#### [The problem]
Filter the entries for the word "glyph". Copy each line in which it occurs.
** Record excerpts follows **
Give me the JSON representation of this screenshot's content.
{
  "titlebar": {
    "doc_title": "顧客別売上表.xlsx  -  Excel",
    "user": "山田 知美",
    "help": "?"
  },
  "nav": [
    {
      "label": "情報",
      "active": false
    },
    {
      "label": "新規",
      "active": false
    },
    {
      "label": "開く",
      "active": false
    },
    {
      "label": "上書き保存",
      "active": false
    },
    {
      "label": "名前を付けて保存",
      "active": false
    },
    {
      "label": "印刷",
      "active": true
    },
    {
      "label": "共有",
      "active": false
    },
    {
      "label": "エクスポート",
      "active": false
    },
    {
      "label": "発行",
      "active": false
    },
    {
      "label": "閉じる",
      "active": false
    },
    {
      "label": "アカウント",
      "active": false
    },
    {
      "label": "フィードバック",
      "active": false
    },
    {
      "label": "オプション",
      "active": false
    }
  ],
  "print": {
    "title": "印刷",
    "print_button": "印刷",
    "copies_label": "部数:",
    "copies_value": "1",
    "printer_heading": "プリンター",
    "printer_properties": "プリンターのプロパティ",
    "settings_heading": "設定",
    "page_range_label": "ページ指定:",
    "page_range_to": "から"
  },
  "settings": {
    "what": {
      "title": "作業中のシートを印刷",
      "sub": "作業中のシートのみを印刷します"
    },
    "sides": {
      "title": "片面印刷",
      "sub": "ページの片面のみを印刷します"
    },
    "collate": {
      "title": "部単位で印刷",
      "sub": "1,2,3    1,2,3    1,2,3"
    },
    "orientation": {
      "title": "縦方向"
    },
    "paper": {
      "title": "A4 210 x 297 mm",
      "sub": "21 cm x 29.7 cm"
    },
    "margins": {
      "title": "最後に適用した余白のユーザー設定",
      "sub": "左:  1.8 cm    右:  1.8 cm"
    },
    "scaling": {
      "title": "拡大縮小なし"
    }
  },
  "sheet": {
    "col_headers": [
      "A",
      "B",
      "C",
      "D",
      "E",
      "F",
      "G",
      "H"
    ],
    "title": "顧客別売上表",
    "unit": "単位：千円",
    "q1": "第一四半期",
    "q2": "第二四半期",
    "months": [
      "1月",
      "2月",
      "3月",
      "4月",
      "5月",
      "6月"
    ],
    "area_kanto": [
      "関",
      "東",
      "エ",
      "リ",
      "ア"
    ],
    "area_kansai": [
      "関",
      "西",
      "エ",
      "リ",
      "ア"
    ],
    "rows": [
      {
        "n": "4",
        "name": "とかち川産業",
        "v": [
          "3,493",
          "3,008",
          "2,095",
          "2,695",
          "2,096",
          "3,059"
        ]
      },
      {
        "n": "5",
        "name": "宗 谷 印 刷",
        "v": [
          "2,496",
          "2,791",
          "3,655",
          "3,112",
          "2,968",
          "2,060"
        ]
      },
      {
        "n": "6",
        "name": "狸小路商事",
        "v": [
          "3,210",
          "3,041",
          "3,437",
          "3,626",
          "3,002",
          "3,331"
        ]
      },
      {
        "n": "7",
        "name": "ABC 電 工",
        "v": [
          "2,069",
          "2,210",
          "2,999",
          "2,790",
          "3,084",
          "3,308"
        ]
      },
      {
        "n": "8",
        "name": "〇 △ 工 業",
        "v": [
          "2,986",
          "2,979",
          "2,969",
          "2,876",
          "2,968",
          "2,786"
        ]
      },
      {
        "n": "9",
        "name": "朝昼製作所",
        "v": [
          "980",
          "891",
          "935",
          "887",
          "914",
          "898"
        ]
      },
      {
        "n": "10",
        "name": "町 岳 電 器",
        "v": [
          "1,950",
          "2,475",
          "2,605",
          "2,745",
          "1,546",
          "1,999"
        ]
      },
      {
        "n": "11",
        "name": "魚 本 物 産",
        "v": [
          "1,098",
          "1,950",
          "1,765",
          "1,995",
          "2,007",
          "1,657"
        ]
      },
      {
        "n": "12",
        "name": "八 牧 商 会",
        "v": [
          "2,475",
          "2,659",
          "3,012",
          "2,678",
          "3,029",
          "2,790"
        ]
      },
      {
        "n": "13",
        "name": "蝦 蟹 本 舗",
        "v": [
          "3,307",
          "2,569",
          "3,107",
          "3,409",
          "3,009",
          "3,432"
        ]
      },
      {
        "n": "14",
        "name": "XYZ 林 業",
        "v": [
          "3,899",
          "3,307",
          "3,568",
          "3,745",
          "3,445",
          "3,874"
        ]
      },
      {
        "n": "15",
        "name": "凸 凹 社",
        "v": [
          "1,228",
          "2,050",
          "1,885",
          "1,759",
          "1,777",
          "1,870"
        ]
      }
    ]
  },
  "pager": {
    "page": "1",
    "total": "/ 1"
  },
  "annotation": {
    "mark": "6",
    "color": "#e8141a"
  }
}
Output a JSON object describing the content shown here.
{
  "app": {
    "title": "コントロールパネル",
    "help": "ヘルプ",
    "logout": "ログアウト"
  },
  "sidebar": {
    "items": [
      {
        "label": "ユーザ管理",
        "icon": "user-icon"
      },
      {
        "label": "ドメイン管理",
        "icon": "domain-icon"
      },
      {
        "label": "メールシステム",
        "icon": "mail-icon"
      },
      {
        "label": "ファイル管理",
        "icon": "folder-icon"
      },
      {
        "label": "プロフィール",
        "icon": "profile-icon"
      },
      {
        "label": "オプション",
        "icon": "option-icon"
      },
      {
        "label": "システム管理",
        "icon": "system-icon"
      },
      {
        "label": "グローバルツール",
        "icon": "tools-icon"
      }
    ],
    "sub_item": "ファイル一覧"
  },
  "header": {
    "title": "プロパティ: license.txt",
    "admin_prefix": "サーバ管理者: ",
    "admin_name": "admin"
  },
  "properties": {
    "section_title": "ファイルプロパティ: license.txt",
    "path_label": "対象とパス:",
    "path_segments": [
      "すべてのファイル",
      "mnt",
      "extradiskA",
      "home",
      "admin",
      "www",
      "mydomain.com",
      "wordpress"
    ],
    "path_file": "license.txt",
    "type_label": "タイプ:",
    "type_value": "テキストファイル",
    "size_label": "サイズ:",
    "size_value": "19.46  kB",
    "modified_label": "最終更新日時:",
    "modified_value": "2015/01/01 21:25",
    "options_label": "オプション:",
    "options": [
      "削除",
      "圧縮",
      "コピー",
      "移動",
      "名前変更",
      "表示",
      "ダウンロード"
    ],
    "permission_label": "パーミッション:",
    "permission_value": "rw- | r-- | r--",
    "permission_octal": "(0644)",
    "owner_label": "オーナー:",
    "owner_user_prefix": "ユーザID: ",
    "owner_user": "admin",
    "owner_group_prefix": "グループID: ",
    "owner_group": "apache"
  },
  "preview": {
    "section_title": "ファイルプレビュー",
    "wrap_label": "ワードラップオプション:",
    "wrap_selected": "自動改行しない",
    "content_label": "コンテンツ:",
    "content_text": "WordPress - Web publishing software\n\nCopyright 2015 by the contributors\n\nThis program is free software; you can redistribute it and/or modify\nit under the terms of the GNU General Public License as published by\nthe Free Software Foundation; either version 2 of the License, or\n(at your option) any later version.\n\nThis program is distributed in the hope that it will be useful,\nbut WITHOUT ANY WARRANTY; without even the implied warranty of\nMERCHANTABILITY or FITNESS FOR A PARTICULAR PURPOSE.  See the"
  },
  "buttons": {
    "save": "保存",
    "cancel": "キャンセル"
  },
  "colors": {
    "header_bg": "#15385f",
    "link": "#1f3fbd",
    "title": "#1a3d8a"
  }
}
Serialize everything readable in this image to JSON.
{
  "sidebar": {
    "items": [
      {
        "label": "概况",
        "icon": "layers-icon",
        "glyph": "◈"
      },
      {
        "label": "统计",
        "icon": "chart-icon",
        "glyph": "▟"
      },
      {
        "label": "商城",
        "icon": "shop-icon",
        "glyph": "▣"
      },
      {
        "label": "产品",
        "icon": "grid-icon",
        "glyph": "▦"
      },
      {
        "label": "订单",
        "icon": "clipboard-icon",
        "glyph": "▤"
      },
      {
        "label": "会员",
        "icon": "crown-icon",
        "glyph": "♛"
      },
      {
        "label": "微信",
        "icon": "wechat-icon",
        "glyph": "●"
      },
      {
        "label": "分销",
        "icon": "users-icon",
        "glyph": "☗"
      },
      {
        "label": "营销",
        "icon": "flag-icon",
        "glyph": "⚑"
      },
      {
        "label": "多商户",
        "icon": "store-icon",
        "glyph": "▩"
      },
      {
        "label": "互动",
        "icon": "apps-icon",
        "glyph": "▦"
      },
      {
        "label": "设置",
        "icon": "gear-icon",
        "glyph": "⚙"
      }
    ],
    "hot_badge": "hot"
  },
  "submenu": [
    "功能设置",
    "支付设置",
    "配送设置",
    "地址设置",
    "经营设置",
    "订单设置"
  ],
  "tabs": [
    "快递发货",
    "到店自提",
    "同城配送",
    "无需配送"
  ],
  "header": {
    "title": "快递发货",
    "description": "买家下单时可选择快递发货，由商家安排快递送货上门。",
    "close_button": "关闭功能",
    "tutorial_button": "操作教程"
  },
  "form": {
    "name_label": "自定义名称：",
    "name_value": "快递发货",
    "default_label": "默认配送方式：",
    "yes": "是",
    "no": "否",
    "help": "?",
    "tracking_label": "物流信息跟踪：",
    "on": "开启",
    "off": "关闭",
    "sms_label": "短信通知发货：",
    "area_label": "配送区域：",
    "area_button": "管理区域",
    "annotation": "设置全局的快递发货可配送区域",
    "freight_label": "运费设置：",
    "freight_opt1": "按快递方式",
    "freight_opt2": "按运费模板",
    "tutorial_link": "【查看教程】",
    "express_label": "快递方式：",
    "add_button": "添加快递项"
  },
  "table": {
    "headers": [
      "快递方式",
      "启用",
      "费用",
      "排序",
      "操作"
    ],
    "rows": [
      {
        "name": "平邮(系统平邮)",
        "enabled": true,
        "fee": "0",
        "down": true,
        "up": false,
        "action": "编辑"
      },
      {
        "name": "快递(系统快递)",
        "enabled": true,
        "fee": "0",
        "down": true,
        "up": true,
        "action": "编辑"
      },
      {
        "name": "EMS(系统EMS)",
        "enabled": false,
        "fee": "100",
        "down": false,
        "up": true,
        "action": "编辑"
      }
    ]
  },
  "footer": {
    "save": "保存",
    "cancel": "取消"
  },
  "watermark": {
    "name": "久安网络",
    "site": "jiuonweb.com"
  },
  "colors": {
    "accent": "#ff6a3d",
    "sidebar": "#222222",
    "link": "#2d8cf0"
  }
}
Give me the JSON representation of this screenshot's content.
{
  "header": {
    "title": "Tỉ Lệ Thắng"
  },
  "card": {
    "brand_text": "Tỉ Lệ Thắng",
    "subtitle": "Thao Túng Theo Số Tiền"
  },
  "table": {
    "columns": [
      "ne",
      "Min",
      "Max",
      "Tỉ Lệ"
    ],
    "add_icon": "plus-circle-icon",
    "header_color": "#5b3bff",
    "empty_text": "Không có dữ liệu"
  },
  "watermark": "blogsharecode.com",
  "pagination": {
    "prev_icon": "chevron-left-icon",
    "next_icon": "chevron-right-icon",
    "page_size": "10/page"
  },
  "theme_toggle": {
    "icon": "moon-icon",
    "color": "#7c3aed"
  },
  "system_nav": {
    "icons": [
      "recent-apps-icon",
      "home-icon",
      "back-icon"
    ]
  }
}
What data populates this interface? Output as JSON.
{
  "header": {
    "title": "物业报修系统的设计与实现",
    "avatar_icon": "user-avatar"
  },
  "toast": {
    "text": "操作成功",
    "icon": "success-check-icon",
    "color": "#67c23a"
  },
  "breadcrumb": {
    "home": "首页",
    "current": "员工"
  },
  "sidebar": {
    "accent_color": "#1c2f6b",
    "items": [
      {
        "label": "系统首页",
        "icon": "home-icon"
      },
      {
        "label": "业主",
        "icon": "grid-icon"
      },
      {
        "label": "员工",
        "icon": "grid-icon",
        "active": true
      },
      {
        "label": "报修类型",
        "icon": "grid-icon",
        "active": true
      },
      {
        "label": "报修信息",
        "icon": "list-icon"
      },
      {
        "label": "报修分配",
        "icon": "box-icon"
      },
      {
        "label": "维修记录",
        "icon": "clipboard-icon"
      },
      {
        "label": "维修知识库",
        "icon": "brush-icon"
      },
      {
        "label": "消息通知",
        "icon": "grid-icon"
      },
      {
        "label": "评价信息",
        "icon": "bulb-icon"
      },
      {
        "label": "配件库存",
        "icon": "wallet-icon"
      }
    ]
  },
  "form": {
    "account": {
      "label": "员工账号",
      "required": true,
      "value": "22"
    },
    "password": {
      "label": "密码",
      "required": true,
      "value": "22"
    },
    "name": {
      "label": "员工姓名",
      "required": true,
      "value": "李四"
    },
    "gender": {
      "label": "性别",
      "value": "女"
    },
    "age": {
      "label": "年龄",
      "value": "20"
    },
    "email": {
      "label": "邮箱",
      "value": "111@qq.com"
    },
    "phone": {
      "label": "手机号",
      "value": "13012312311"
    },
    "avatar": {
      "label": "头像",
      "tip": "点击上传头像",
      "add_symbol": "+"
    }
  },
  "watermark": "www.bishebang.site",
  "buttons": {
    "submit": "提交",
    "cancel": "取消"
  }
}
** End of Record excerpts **
#### [Response for this exercise]
        "glyph": "◈"
        "glyph": "▟"
        "glyph": "▣"
        "glyph": "▦"
        "glyph": "▤"
        "glyph": "♛"
        "glyph": "●"
        "glyph": "☗"
        "glyph": "⚑"
        "glyph": "▩"
        "glyph": "▦"
        "glyph": "⚙"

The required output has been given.